ABOUT THIS TASK:
Report only the number of lines in this material that include "icon".
──────── EXCERPTED RECORDS
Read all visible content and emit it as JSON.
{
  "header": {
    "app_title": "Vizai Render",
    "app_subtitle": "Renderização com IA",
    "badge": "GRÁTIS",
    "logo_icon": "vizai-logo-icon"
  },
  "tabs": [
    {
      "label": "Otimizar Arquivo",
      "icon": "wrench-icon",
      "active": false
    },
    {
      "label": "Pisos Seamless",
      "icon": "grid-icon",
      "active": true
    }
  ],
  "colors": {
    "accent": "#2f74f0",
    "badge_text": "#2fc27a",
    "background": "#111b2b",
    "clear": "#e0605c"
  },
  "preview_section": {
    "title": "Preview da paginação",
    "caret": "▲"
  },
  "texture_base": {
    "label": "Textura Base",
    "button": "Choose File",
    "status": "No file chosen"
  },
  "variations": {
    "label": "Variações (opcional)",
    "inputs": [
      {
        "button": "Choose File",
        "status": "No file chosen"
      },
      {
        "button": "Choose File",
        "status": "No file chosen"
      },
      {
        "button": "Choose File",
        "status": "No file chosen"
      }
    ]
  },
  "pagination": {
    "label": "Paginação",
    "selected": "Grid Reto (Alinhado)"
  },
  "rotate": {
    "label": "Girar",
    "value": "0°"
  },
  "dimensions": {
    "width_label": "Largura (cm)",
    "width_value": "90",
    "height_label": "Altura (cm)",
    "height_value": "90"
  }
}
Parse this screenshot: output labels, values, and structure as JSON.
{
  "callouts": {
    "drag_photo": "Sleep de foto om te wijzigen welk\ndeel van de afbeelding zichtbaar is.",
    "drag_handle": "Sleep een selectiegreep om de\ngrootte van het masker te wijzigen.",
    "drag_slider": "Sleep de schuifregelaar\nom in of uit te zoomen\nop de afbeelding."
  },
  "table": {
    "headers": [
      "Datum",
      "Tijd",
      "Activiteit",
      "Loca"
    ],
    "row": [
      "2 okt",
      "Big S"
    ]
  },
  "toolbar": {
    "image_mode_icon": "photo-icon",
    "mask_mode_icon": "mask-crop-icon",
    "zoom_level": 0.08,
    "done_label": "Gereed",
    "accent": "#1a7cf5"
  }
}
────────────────
EXERCISE RESULT:
5